Today’s cyber attacks via emails are more sophisticated and the amount of attacks is on the rise. Trend Micro reported that more than 90% of targeted attacks begin with a spear phishing email. For example, the recent DNSMessenger attack started with a malicious Microsoft Word document masquerading as a protected document, which was distributed by means of an email. As soon as recipients enabled the content, malicious script embedded in the document was executed.

Retarus also observed that the average number of viruses unearthed per month in 2016 amounted to 3.5 times the number of viruses monitored over the whole of 2015, meaning that the amount of viruses rose by a factor of 42 in a year-on-year comparison. AV-Test Institute moreover registered over 390,000 new instances of malicious software every day, meaning an average of 270 new computer viruses per minute.

No foolproof protection

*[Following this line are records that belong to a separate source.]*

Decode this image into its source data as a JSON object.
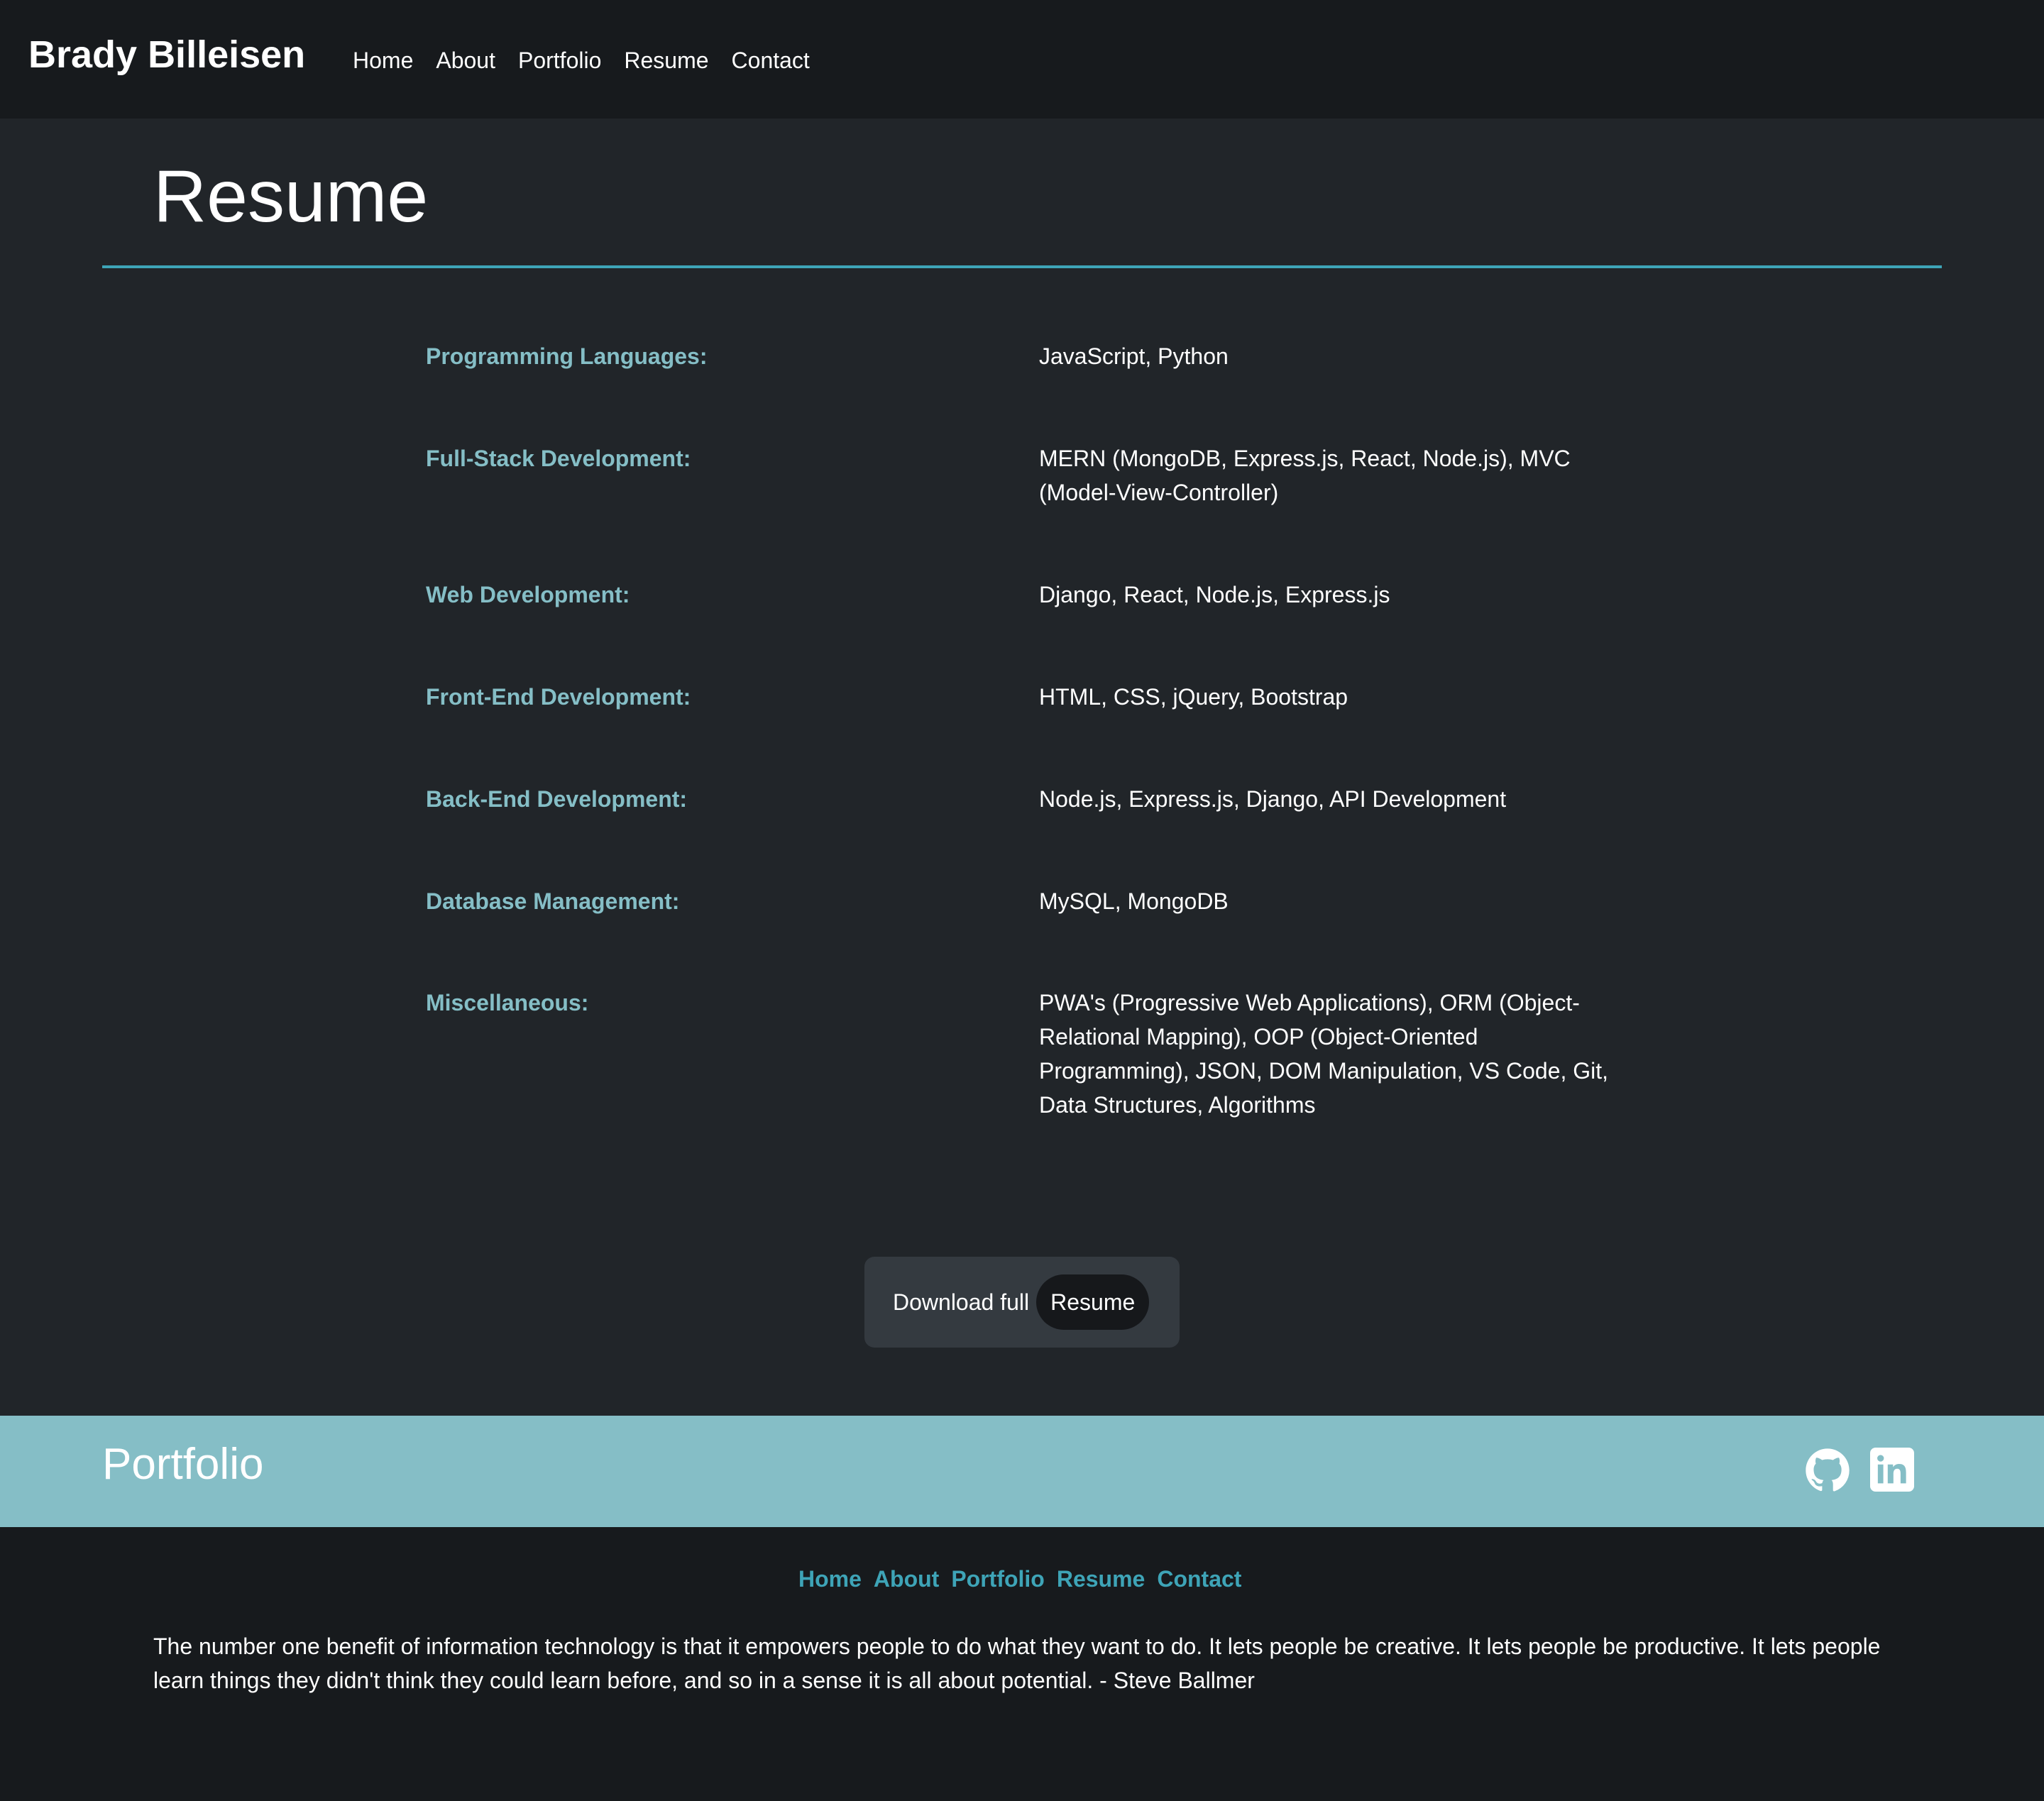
{
  "header": {
    "brand": "Brady Billeisen",
    "nav": [
      "Home",
      "About",
      "Portfolio",
      "Resume",
      "Contact"
    ]
  },
  "main": {
    "title": "Resume",
    "skills": [
      {
        "label": "Programming Languages:",
        "value": "JavaScript, Python"
      },
      {
        "label": "Full-Stack Development:",
        "value": "MERN (MongoDB, Express.js, React, Node.js), MVC (Model-View-Controller)"
      },
      {
        "label": "Web Development:",
        "value": "Django, React, Node.js, Express.js"
      },
      {
        "label": "Front-End Development:",
        "value": "HTML, CSS, jQuery, Bootstrap"
      },
      {
        "label": "Back-End Development:",
        "value": "Node.js, Express.js, Django, API Development"
      },
      {
        "label": "Database Management:",
        "value": "MySQL, MongoDB"
      },
      {
        "label": "Miscellaneous:",
        "value": "PWA's (Progressive Web Applications), ORM (Object-Relational Mapping), OOP (Object-Oriented Programming), JSON, DOM Manipulation, VS Code, Git, Data Structures, Algorithms"
      }
    ],
    "download_text": "Download full",
    "download_button": "Resume"
  },
  "footer": {
    "title": "Portfolio",
    "social_icons": [
      "github-icon",
      "linkedin-icon"
    ],
    "nav": [
      "Home",
      "About",
      "Portfolio",
      "Resume",
      "Contact"
    ],
    "quote": "The number one benefit of information technology is that it empowers people to do what they want to do. It lets people be creative. It lets people be productive. It lets people learn things they didn't think they could learn before, and so in a sense it is all about potential. - Steve Ballmer"
  },
  "colors": {
    "page_bg": "#212529",
    "header_bg": "#171a1d",
    "accent": "#3ea4b7",
    "label": "#85bec6",
    "footer_band": "#85bec6"
  }
}
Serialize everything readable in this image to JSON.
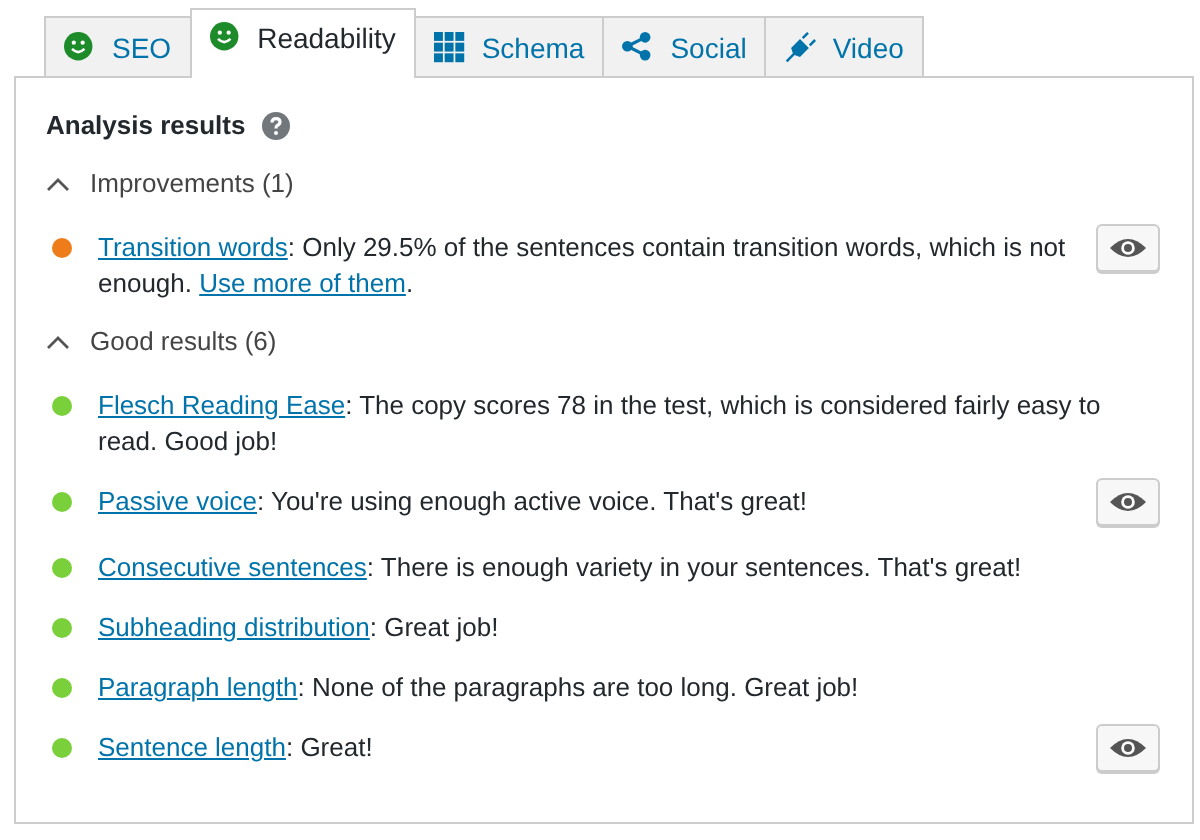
{
  "tabs": [
    {
      "label": "SEO",
      "selected": false
    },
    {
      "label": "Readability",
      "selected": true
    },
    {
      "label": "Schema",
      "selected": false
    },
    {
      "label": "Social",
      "selected": false
    },
    {
      "label": "Video",
      "selected": false
    }
  ],
  "heading": "Analysis results",
  "groups": [
    {
      "title": "Improvements (1)",
      "expanded": true,
      "results": [
        {
          "color": "#ee7c1b",
          "marker_button": true,
          "parts": [
            {
              "kind": "link",
              "text": "Transition words"
            },
            {
              "kind": "text",
              "text": ": Only 29.5% of the sentences contain transition words, which is not enough. "
            },
            {
              "kind": "link",
              "text": "Use more of them"
            },
            {
              "kind": "text",
              "text": "."
            }
          ]
        }
      ]
    },
    {
      "title": "Good results (6)",
      "expanded": true,
      "results": [
        {
          "color": "#7ad03a",
          "marker_button": false,
          "parts": [
            {
              "kind": "link",
              "text": "Flesch Reading Ease"
            },
            {
              "kind": "text",
              "text": ": The copy scores 78 in the test, which is considered fairly easy to read. Good job!"
            }
          ]
        },
        {
          "color": "#7ad03a",
          "marker_button": true,
          "parts": [
            {
              "kind": "link",
              "text": "Passive voice"
            },
            {
              "kind": "text",
              "text": ": You're using enough active voice. That's great!"
            }
          ]
        },
        {
          "color": "#7ad03a",
          "marker_button": false,
          "parts": [
            {
              "kind": "link",
              "text": "Consecutive sentences"
            },
            {
              "kind": "text",
              "text": ": There is enough variety in your sentences. That's great!"
            }
          ]
        },
        {
          "color": "#7ad03a",
          "marker_button": false,
          "parts": [
            {
              "kind": "link",
              "text": "Subheading distribution"
            },
            {
              "kind": "text",
              "text": ": Great job!"
            }
          ]
        },
        {
          "color": "#7ad03a",
          "marker_button": false,
          "parts": [
            {
              "kind": "link",
              "text": "Paragraph length"
            },
            {
              "kind": "text",
              "text": ": None of the paragraphs are too long. Great job!"
            }
          ]
        },
        {
          "color": "#7ad03a",
          "marker_button": true,
          "parts": [
            {
              "kind": "link",
              "text": "Sentence length"
            },
            {
              "kind": "text",
              "text": ": Great!"
            }
          ]
        }
      ]
    }
  ]
}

This is why the implementation of powerful technological solutions for virus protection, for intelligent filtering of spam and phishing, and to block threatening attachments is important in protecting financial institutions’ crown jewels—customer and corporate assets and data, while also preventing financial and reputational damage.